History and its preservation are important to Elaine. "In Proverbs 3:10 it says, 'Remove not the old landmark which thy fathers have set...'," she explained. "Our history is being lost. Once it's gone, it's gone forever."

Bailey is a published author, and expresses her love of history through her books, which are based on local areas and events. To read them is to feel that one is an integral part of the community. She brings to life the people and the emotions they experienced. In 2009, she wrote Explosion in Villa Rica, which told the story of the December 5, 1957 gas explosion that ripped through downtown Villa Rica, killing twelve and injuring thirty-four.

Memories of that day had been handed down, but Elaine was the first to chronicle the event for the historical record. She had heard her husband John talk about the explosion-he was working at Berry's Pharmacy, the site of the explosion, at the time.

"He smelled the gas leak the night before the explosion; he was on the scene immediately when the explosion happened the next day," she stated. Elaine sets the stage and puts events in perspective from the viewpoints of those who lived through it.

While writing the book, Elaine said, "This is not an easy task, but there are times I feel that I have some help from 'up there', as many times things just fell into place, as if I had help. People thanked me for being able to see more of the whole picture of what happened-not just the tragedy. More than a few, with tears in their eyes, thanked me for writing the book and said they felt a kind of closure." This book has become a treasured keepsake for innumerable families in the county.

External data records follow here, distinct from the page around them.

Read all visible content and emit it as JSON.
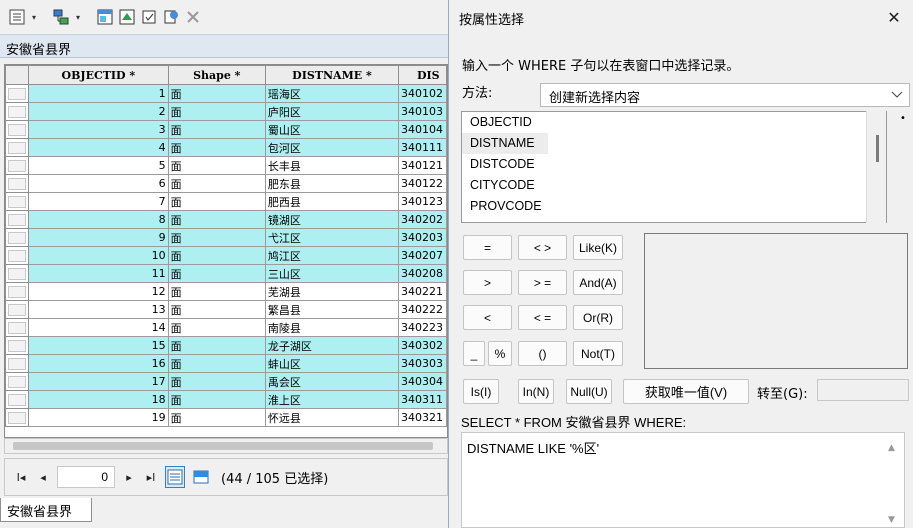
{
  "table_window": {
    "title": "安徽省县界",
    "tab_label": "安徽省县界",
    "columns": [
      {
        "label": "OBJECTID *",
        "width": 142
      },
      {
        "label": "Shape *",
        "width": 99
      },
      {
        "label": "DISTNAME *",
        "width": 135
      },
      {
        "label": "DIS",
        "width": 48
      }
    ],
    "rows": [
      {
        "objectid": "1",
        "shape": "面",
        "distname": "瑶海区",
        "distcode": "340102",
        "selected": true
      },
      {
        "objectid": "2",
        "shape": "面",
        "distname": "庐阳区",
        "distcode": "340103",
        "selected": true
      },
      {
        "objectid": "3",
        "shape": "面",
        "distname": "蜀山区",
        "distcode": "340104",
        "selected": true
      },
      {
        "objectid": "4",
        "shape": "面",
        "distname": "包河区",
        "distcode": "340111",
        "selected": true
      },
      {
        "objectid": "5",
        "shape": "面",
        "distname": "长丰县",
        "distcode": "340121",
        "selected": false
      },
      {
        "objectid": "6",
        "shape": "面",
        "distname": "肥东县",
        "distcode": "340122",
        "selected": false
      },
      {
        "objectid": "7",
        "shape": "面",
        "distname": "肥西县",
        "distcode": "340123",
        "selected": false
      },
      {
        "objectid": "8",
        "shape": "面",
        "distname": "镜湖区",
        "distcode": "340202",
        "selected": true
      },
      {
        "objectid": "9",
        "shape": "面",
        "distname": "弋江区",
        "distcode": "340203",
        "selected": true
      },
      {
        "objectid": "10",
        "shape": "面",
        "distname": "鸠江区",
        "distcode": "340207",
        "selected": true
      },
      {
        "objectid": "11",
        "shape": "面",
        "distname": "三山区",
        "distcode": "340208",
        "selected": true
      },
      {
        "objectid": "12",
        "shape": "面",
        "distname": "芜湖县",
        "distcode": "340221",
        "selected": false
      },
      {
        "objectid": "13",
        "shape": "面",
        "distname": "繁昌县",
        "distcode": "340222",
        "selected": false
      },
      {
        "objectid": "14",
        "shape": "面",
        "distname": "南陵县",
        "distcode": "340223",
        "selected": false
      },
      {
        "objectid": "15",
        "shape": "面",
        "distname": "龙子湖区",
        "distcode": "340302",
        "selected": true
      },
      {
        "objectid": "16",
        "shape": "面",
        "distname": "蚌山区",
        "distcode": "340303",
        "selected": true
      },
      {
        "objectid": "17",
        "shape": "面",
        "distname": "禹会区",
        "distcode": "340304",
        "selected": true
      },
      {
        "objectid": "18",
        "shape": "面",
        "distname": "淮上区",
        "distcode": "340311",
        "selected": true
      },
      {
        "objectid": "19",
        "shape": "面",
        "distname": "怀远县",
        "distcode": "340321",
        "selected": false
      }
    ],
    "navigator": {
      "record": "0",
      "selection_status": "(44 / 105 已选择)"
    }
  },
  "dialog": {
    "title": "按属性选择",
    "description": "输入一个 WHERE 子句以在表窗口中选择记录。",
    "method_label": "方法:",
    "method_value": "创建新选择内容",
    "fields": [
      "OBJECTID",
      "DISTNAME",
      "DISTCODE",
      "CITYCODE",
      "PROVCODE"
    ],
    "selected_field": "DISTNAME",
    "operators": {
      "eq": "=",
      "ne": "< >",
      "like": "Like(K)",
      "gt": ">",
      "ge": "> =",
      "and": "And(A)",
      "lt": "<",
      "le": "< =",
      "or": "Or(R)",
      "underscore": "_",
      "percent": "%",
      "parens": "()",
      "not": "Not(T)",
      "is": "Is(I)",
      "in": "In(N)",
      "null": "Null(U)"
    },
    "get_unique_label": "获取唯一值(V)",
    "goto_label": "转至(G):",
    "query_label": "SELECT * FROM 安徽省县界 WHERE:",
    "query_text": "DISTNAME LIKE '%区'",
    "colors": {
      "selected_row": "#aef0f2"
    }
  }
}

In 2016, Elaine and Patricia Mullinax wrote Draketown Tragedy, about the murder of Alice Stewart, the pastor's wife, when she attempted to stop 20 moonshiners from abducting and horsewhipping her husband for tearing down their stills. She was the first woman martyr of prohibition.

"I've had contact with those in the movie industry and am hopeful for a movie based on this book," stated Elaine.

In 2015, she collaborated with her hus- band John on The History of Dark Corner. The story takes place in Campbell County and tells of the first pioneers to the area. John had researched and collected data for years. When Elaine began to assemble the informa- tion into book form, she asked where the people were. "You can't have a town without people," she told him. So, John put her in charge of finding out who live in Dark Corner, beginning in 1832 and in developing that part of the book, which adds great value to it. The two are currently working on a new book: Hart Town: A Chronicle of the Area, Places, and Events. They hope it will be pub- lished later this year.

Elaine is the publisher of Lillium Press Historical Books: lilliumpress.net.

She earned a Bachelor of Science Degree in education from the University of West Georgia. She was head of the Adult Education Department, which includes the GED Program, English as a Second Language, Civics, and a Literacy Program, for fifteen years at West Central Technical College. She and John have two children, a son-in-law, and two grandchildren.

Elaine plays the piano beautifully and taught piano lessons for fifteen years. She studies history and genealogy and has trace hers and her husband's lines back for several generations. The community is grateful to Elaine for her passion in keeping alive the history of their families and their community for posterity.

- Prissi Sullivan, StarNews, March, 15th 2020

Elaine's Books